Victorian Saurians: The Linguistic Prehistory of the Modern Dinosaur



From: Ben Creisler
bcreisler@gmail.com

A new paper that may be of interest:


Ralph O'Connor (2012)
Victorian Saurians: The Linguistic Prehistory of the Modern Dinosaur.
Journal of Victorian Culture 17(4): 492-504
DOI:10.1080/13555502.2012.738896
http://www.tandfonline.com/doi/full/10.1080/13555502.2012.738896



>From first paragraph:
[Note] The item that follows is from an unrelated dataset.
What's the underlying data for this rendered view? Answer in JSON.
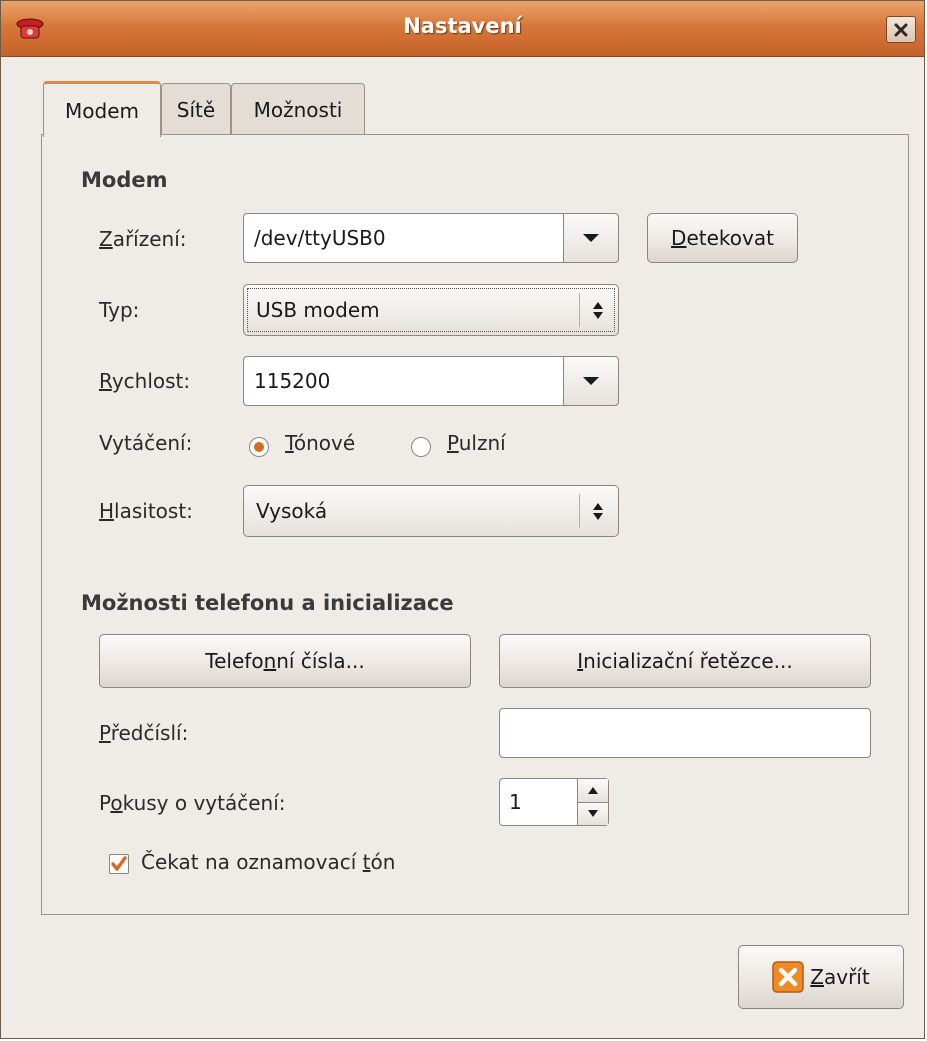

The dinosaur is a nineteenth-century creation. Fossil reptilian bones
had been objects of wonder since antiquity, but only with the rise of
modern geology around 1800 were they widely viewed as the remains of
extinct creatures which had predated humans. This interpretation was
aided by significant British fossil finds from the 1810s onwards
(initially of marine saurians, and from the 1820s, terrestrial
saurians), and English palaeontologists were quick to claim this
corner of the scientific market. In 1842 Richard Owen christened the
three terrestrial saurians then known under the new order ‘Dinosauria’
(terrible lizards), and the dinosaur was born.